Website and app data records
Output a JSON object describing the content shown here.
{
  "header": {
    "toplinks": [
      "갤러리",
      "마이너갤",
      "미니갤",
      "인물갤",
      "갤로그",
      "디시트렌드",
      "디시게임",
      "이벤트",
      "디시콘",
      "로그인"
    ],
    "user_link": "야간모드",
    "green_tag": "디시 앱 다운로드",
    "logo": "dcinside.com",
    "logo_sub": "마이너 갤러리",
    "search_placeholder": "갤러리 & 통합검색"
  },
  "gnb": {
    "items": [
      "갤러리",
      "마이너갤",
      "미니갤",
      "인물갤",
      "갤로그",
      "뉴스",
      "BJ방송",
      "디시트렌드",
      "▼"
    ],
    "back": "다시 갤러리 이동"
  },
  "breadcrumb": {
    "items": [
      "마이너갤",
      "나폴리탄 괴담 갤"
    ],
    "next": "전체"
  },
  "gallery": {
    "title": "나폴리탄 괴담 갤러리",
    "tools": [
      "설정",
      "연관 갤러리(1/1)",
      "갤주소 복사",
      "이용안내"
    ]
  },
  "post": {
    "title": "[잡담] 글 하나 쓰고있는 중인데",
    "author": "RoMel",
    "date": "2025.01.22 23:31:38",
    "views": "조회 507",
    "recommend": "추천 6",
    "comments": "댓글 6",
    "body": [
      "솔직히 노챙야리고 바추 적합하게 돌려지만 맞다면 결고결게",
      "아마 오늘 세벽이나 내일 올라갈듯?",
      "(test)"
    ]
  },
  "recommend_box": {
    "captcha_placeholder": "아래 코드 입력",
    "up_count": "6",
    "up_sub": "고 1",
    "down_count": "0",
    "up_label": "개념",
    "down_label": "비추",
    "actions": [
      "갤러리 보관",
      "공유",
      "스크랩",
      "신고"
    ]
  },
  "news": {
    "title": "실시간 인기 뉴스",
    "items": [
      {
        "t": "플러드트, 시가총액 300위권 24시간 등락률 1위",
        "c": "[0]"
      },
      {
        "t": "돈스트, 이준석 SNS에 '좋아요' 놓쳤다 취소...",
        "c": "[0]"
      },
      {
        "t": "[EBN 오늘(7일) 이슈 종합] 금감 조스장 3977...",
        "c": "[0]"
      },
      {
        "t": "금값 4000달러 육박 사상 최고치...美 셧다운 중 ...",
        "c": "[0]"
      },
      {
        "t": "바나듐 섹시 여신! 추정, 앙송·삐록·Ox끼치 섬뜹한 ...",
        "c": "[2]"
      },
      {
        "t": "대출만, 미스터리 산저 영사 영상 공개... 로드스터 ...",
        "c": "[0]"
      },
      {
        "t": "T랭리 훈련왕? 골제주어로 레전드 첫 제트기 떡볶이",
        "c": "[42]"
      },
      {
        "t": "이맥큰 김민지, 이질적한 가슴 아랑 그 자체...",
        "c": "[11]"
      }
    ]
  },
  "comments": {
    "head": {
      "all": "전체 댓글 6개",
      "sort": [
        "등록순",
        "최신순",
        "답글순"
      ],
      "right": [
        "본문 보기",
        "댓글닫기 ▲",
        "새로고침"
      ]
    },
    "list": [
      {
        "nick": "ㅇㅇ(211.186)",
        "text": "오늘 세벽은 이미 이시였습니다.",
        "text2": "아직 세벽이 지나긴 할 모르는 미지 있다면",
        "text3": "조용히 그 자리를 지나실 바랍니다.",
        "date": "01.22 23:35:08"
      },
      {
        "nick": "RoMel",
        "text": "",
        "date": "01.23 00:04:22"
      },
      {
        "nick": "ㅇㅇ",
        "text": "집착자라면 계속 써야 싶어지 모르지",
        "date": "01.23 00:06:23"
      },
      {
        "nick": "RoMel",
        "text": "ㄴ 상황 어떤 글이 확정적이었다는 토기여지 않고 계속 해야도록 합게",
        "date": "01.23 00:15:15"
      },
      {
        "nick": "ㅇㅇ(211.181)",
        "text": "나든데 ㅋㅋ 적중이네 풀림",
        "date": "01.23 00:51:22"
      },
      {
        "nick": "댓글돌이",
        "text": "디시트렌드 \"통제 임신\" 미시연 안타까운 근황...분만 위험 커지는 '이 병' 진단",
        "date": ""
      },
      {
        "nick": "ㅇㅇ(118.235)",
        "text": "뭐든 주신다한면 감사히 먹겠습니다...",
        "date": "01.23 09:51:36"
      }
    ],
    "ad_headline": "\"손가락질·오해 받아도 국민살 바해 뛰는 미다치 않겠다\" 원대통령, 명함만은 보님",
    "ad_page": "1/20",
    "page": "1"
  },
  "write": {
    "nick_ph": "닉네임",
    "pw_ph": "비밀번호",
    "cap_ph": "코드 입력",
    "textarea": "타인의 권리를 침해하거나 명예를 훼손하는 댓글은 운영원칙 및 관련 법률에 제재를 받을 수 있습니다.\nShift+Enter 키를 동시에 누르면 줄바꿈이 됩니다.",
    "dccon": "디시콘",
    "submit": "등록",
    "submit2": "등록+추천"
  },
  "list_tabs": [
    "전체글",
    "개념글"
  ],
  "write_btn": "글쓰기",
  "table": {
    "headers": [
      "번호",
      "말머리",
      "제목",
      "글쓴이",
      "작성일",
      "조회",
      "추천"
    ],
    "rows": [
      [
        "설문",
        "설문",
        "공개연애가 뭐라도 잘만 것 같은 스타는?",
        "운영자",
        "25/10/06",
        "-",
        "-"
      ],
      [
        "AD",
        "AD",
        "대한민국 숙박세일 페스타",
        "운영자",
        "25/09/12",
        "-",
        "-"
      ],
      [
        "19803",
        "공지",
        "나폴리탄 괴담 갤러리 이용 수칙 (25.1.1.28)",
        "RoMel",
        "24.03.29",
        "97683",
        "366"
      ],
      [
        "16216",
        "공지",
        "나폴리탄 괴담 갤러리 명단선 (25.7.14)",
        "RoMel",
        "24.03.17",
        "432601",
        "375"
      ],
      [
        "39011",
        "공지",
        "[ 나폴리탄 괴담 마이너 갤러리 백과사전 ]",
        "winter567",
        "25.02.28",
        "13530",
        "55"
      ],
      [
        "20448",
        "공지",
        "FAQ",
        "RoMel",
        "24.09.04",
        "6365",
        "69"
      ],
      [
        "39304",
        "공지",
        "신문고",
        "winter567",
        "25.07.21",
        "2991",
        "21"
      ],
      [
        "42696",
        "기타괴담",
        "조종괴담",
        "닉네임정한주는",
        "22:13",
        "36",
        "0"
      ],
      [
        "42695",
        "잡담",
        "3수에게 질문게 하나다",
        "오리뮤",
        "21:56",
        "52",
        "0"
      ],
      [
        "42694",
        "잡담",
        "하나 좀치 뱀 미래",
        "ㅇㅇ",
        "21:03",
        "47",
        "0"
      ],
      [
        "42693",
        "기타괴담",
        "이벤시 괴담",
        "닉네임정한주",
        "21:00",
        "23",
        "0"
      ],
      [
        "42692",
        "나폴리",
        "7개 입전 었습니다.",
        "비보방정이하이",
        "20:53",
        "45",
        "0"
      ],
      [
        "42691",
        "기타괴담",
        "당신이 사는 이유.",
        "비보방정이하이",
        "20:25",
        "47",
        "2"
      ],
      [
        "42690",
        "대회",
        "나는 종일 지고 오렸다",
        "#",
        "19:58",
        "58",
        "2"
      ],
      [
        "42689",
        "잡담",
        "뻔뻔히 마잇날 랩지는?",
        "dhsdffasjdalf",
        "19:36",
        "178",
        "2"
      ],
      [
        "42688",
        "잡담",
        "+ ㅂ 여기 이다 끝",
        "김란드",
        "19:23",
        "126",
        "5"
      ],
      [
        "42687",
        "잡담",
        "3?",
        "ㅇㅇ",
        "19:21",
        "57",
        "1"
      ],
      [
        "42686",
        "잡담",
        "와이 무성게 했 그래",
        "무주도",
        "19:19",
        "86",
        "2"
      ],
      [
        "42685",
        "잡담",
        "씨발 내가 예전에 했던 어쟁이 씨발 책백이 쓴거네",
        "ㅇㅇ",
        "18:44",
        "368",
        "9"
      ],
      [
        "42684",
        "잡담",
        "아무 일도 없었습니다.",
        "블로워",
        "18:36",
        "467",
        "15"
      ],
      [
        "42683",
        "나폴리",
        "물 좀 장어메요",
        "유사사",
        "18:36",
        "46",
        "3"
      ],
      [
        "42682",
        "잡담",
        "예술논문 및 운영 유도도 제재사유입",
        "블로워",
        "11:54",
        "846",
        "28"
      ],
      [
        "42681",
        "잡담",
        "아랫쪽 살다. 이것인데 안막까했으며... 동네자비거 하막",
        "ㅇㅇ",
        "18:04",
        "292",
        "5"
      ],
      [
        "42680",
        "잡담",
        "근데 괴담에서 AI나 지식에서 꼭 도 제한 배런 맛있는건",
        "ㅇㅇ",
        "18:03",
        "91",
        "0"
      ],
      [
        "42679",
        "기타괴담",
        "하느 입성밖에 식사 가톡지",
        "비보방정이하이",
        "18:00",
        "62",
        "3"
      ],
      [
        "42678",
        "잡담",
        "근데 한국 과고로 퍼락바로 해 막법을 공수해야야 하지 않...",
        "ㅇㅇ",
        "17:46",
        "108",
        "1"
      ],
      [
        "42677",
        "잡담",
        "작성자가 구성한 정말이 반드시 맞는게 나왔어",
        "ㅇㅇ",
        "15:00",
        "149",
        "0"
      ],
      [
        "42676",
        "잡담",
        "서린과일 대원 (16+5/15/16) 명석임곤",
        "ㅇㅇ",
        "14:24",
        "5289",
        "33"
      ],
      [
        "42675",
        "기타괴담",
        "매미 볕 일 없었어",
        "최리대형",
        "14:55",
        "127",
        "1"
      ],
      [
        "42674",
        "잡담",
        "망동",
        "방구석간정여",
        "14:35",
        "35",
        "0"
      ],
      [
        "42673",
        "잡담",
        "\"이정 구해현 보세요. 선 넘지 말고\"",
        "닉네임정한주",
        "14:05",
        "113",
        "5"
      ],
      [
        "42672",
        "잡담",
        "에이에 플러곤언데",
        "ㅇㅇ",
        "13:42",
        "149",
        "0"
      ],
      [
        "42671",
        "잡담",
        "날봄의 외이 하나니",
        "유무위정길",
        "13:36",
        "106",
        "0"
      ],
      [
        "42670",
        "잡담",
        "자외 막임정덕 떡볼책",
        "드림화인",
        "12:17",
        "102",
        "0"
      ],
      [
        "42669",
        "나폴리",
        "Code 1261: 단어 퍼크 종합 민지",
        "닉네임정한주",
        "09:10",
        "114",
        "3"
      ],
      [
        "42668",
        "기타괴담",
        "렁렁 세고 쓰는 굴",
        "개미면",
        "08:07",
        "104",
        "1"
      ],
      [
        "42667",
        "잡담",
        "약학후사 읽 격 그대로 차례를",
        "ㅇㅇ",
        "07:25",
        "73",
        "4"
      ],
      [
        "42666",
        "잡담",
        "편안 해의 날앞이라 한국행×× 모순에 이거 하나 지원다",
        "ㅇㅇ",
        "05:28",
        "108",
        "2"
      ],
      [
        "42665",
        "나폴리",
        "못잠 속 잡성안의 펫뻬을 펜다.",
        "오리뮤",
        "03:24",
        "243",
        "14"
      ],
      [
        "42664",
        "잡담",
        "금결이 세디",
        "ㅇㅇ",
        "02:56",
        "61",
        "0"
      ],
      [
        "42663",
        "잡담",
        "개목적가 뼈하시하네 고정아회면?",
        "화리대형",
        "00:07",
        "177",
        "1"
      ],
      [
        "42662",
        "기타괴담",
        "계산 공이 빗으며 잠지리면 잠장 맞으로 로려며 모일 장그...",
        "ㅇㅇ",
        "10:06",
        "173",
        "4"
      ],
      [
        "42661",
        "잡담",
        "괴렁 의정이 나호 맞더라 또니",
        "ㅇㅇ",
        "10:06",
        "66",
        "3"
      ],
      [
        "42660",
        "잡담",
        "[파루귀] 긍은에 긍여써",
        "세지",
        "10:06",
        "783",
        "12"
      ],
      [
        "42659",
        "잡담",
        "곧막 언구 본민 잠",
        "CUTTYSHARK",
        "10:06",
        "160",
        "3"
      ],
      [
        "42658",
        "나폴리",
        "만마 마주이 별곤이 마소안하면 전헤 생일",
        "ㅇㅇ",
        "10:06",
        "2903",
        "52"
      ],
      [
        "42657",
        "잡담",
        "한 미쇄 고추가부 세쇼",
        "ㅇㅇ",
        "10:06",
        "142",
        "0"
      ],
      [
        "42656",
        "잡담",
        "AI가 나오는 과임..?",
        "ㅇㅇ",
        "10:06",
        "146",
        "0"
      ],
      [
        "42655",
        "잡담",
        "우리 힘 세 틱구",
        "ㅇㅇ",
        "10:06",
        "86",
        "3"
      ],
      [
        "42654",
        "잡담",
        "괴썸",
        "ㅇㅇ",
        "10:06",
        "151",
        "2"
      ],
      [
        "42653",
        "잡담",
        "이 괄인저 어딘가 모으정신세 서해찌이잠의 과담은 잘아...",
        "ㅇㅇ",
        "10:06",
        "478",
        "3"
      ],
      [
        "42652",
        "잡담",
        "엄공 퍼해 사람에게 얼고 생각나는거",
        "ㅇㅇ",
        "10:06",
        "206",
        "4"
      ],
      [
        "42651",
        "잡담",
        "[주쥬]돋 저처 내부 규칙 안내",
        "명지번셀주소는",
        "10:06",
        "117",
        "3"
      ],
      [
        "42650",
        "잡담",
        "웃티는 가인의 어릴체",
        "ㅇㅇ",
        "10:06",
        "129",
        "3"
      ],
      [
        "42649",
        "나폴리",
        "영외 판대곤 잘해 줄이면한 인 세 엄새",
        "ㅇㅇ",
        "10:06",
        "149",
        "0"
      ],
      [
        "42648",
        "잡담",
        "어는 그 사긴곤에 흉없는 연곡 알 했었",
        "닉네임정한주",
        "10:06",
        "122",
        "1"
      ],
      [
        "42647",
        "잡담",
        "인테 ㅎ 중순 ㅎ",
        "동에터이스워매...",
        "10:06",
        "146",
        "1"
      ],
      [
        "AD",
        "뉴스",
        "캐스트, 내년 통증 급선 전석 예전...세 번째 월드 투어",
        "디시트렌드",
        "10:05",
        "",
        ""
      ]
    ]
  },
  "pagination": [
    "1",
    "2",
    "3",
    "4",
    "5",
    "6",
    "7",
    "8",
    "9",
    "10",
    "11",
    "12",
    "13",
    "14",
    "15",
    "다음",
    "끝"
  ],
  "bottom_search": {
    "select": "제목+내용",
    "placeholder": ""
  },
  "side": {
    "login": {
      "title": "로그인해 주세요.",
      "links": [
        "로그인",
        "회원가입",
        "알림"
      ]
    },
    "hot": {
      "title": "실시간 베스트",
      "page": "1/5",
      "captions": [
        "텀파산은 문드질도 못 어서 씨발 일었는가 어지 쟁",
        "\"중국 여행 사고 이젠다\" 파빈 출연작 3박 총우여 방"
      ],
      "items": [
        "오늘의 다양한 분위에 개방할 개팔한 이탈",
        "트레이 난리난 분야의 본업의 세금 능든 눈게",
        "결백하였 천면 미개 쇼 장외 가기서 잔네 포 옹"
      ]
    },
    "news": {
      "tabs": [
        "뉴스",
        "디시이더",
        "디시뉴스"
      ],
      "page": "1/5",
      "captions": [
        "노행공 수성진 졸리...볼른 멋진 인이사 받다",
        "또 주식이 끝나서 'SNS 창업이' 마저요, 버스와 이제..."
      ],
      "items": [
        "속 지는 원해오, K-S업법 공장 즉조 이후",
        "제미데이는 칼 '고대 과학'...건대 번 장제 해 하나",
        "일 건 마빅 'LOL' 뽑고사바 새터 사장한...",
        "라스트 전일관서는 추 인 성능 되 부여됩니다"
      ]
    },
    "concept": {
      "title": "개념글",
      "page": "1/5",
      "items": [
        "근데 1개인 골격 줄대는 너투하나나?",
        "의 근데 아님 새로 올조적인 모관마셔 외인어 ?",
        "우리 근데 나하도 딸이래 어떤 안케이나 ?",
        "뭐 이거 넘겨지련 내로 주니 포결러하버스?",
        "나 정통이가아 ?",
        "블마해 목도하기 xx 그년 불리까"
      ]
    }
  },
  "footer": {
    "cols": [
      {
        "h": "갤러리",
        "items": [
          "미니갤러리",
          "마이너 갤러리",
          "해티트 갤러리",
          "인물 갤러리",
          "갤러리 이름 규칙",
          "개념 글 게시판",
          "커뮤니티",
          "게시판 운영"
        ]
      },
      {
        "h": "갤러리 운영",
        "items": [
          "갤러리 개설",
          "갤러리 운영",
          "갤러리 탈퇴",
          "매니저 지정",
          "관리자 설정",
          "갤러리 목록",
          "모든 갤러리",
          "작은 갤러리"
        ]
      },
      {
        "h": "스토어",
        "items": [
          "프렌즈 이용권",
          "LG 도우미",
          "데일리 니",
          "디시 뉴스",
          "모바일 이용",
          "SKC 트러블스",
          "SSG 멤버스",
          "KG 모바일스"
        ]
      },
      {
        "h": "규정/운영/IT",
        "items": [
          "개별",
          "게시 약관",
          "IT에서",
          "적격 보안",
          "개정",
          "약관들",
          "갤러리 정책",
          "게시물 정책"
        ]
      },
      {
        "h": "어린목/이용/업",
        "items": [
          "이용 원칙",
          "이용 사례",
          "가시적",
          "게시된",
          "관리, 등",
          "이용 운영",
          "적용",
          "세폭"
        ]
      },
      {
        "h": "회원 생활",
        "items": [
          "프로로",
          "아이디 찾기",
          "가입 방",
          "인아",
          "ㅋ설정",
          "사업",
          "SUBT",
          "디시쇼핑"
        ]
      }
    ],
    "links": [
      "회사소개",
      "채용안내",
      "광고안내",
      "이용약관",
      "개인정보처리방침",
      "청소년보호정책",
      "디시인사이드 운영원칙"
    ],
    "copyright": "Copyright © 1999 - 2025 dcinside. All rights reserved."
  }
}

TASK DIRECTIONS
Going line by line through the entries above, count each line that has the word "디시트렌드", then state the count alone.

SOLUTION TO THIS TASK
4